Astrosociology Research Institute
The Astrosociology Research Institute (ARI), co-founded by Pass, sociologist Marilyn Dudley-Flores, and aerospace engineer Thomas Gangale in 2008 as a non-profit educational institute, facilitates cutting-edge astrosociological research and education. In addition to its quarterly newsletter, Astrosociological Insights, ARI has developed a college and professional-level course titled Introduction to Astrosociology, which forms the foundation for its Astrosociology in the Classroom initiative. This course fills a crucial gap in schooling social and behavioral scientists about space-related issues as well as educating space scientists about the human dimension of their research. We hope to begin offering this course online in the coming months along with a textbook anthology of readings on astrosociology. Equally exciting is the upcoming premier of the peer-reviewed Journal of Astrosociology, which has just issued its first call for papers. It will be the first academic journal dedicated to the study of the two-way relationship between human society and the outer space environment. Upcoming original research sponsored by ARI focuses on the selection, training and challenges faced by a new class of “private astronauts” whose presence reflects the increasingly entrepreneurial nature of space exploration. There are busy times ahead for the Institute!
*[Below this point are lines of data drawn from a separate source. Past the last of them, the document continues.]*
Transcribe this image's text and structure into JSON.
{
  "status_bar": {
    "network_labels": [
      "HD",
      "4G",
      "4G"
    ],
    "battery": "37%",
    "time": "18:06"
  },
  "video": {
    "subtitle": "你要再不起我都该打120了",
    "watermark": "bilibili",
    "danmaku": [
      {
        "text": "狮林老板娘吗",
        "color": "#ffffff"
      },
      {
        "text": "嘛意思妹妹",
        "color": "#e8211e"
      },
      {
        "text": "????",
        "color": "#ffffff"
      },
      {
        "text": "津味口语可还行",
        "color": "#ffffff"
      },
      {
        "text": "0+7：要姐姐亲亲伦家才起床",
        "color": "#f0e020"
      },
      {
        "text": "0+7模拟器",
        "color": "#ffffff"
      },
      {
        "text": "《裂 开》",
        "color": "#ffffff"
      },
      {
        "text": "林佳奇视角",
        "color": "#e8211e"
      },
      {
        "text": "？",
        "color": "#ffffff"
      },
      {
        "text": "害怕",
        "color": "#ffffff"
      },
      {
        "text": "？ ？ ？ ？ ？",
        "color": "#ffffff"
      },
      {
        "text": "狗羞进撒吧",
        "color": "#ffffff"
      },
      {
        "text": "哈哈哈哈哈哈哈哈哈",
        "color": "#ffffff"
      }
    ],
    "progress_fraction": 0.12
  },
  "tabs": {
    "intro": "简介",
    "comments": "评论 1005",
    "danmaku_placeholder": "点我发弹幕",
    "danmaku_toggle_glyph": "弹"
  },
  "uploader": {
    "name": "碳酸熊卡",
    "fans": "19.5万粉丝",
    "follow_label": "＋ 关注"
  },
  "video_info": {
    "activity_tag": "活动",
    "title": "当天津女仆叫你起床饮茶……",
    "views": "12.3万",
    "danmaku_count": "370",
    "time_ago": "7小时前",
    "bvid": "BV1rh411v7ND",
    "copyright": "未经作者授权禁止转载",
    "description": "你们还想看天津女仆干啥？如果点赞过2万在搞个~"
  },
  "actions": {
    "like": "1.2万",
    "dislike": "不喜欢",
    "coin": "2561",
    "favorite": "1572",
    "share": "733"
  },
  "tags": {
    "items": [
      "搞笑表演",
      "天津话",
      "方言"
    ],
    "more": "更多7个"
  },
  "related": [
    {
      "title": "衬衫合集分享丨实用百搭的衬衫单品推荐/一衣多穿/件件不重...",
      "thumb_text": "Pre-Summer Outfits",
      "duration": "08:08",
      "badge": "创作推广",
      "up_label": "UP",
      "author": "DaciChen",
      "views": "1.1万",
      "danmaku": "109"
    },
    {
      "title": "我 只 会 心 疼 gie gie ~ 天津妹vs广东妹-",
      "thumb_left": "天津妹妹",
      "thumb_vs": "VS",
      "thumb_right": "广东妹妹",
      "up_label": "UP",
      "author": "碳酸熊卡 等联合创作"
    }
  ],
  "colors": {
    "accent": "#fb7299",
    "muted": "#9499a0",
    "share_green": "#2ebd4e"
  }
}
To return once more to da Vinci . . .
Once you have tasted flight, you will forever walk the earth with your eyes turned skyward, for there you have been, and there you will always long to return.
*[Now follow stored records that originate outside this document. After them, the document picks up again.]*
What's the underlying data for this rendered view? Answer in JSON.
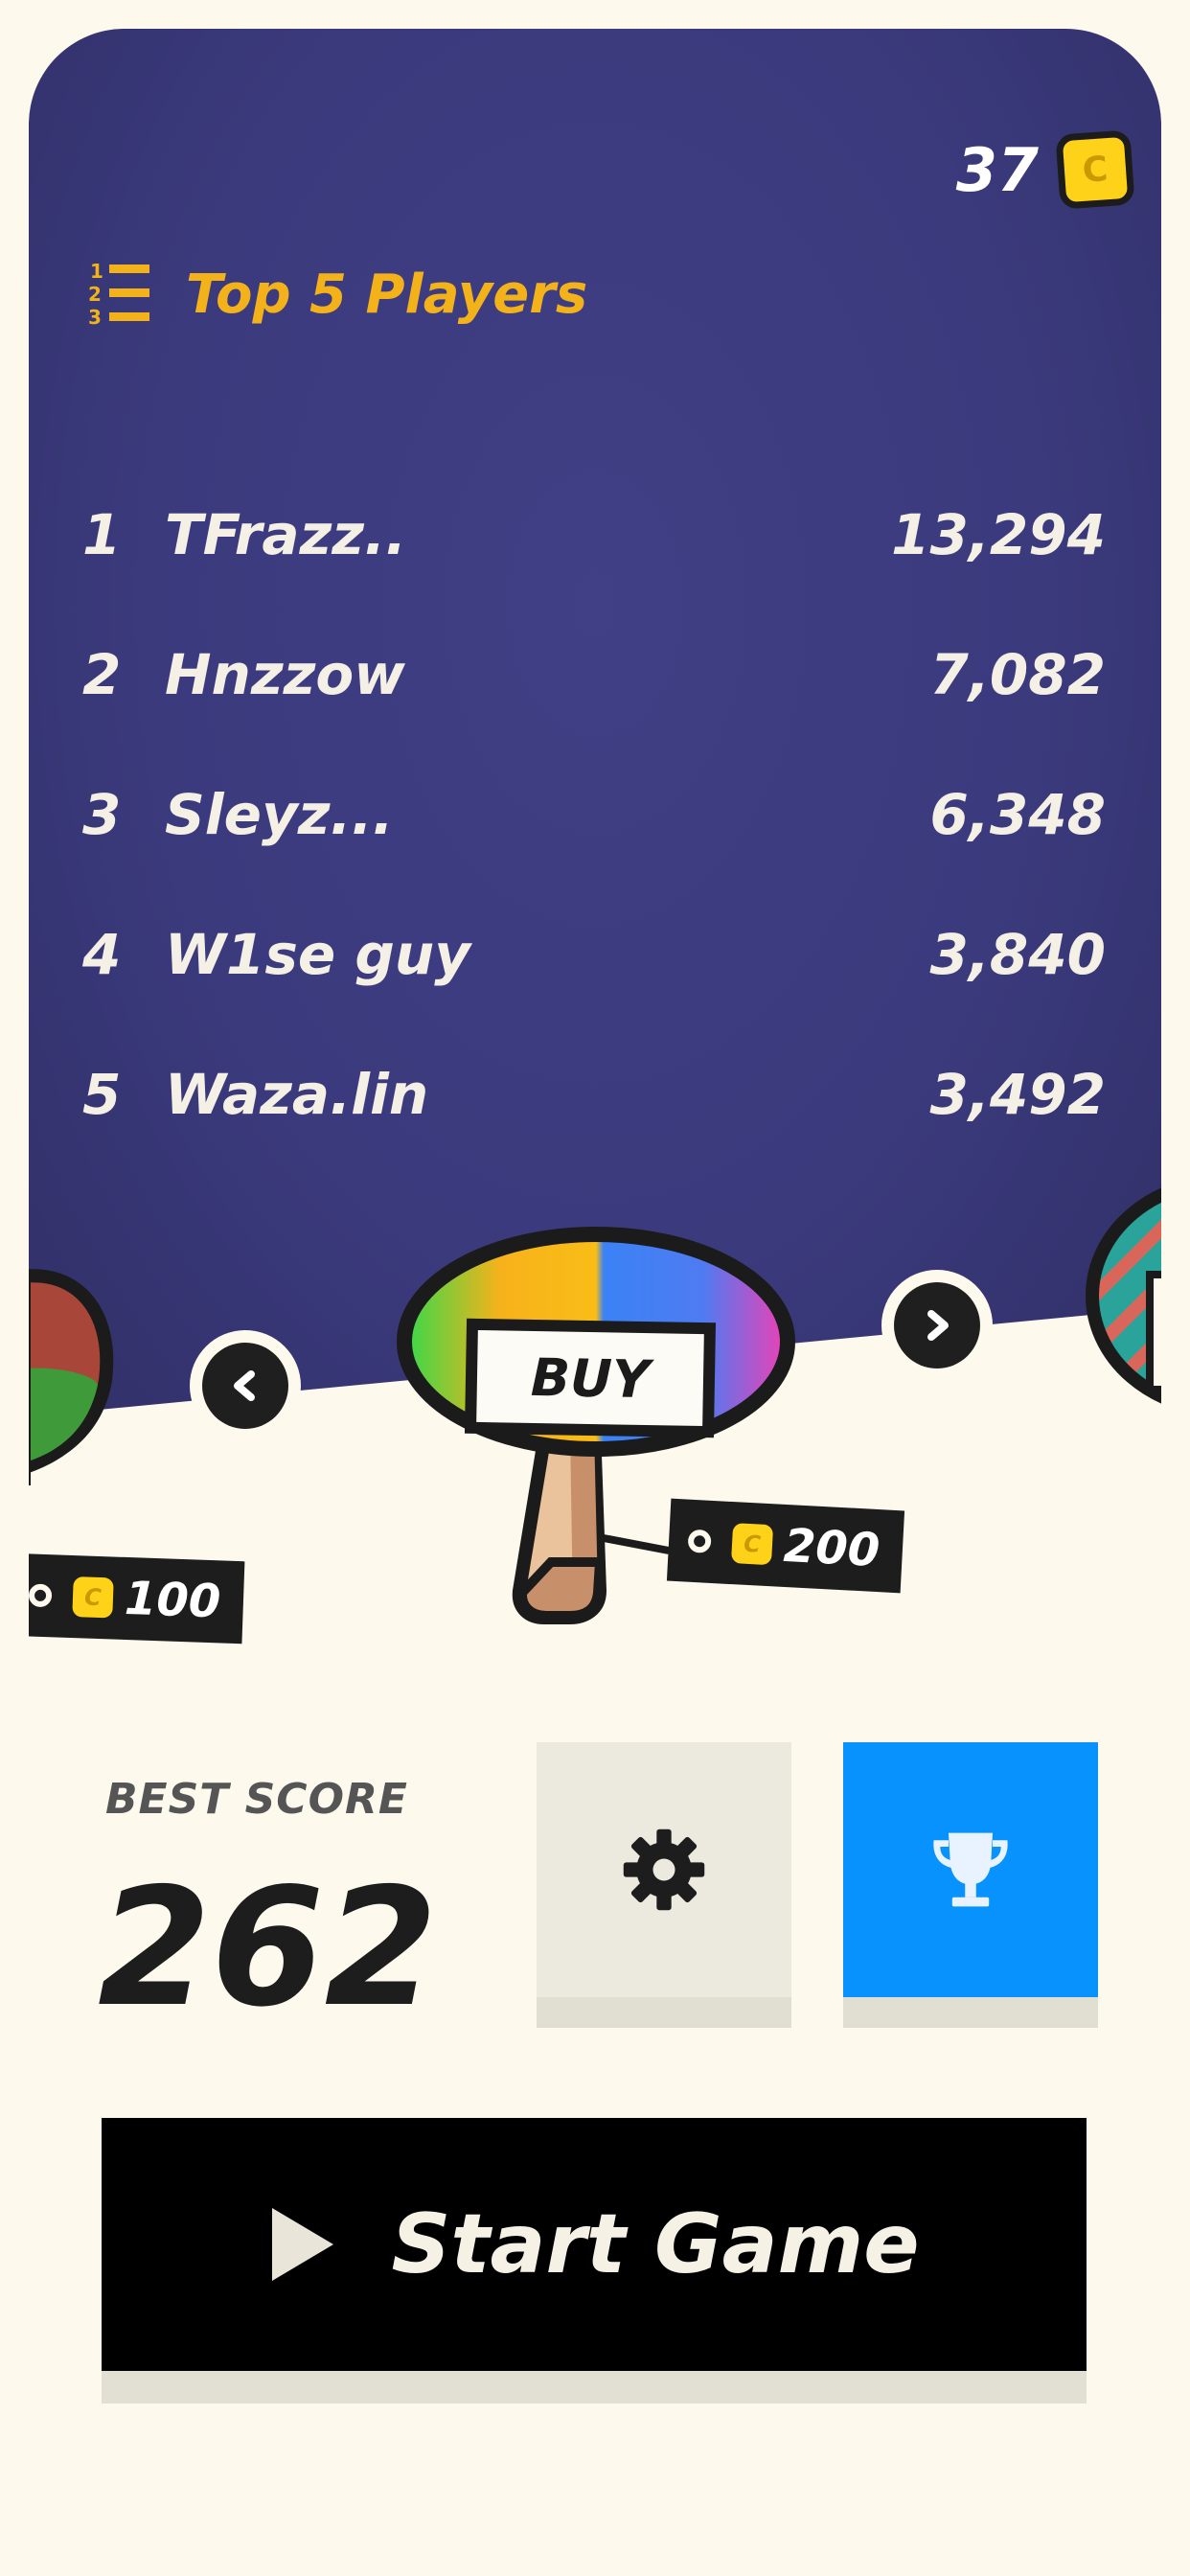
{
  "wallet": {
    "coins": "37",
    "coin_symbol": "C"
  },
  "leaderboard": {
    "title": "Top 5 Players",
    "rows": [
      {
        "rank": "1",
        "name": "TFrazz..",
        "score": "13,294"
      },
      {
        "rank": "2",
        "name": "Hnzzow",
        "score": "7,082"
      },
      {
        "rank": "3",
        "name": "Sleyz...",
        "score": "6,348"
      },
      {
        "rank": "4",
        "name": "W1se guy",
        "score": "3,840"
      },
      {
        "rank": "5",
        "name": "Waza.lin",
        "score": "3,492"
      }
    ]
  },
  "shop": {
    "buy_label": "BUY",
    "current_price": "200",
    "prev_price": "100",
    "coin_symbol": "C"
  },
  "stats": {
    "best_score_label": "BEST SCORE",
    "best_score": "262"
  },
  "actions": {
    "start_label": "Start Game"
  },
  "colors": {
    "panel": "#3b3a7d",
    "accent_gold": "#f3b21a",
    "leaderboard_button": "#0892fd",
    "settings_button": "#eceadf"
  },
  "icons": {
    "list": "numbered-list-icon",
    "coin": "coin-icon",
    "prev": "chevron-left-icon",
    "next": "chevron-right-icon",
    "settings": "gear-icon",
    "leaderboard": "trophy-icon",
    "play": "play-icon"
  }
}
We have returned to the skies many times since our first flight beyond Earth’s gravity, and one day, perhaps, our children or grandchildren will live there, raise their children, and build new, human spacefaring societies on distant planets or moons. They will go there as social beings connected to each other and to the past they leave behind on Earth – bound by common goals and torn apart by divergent myths – but always changing what it means to be human by their interactions with each other and their environment. Those who stay on Earth will be no less affected. We are not there yet and we do not yet understand what it will all mean. But the field of astrosociology, following da Vinci’s dictum to “see the connections,” is asking the questions right now, in the thick of it, as it is all unfolding – wondrous and fresh, messy and complicated. And we invite you to join us!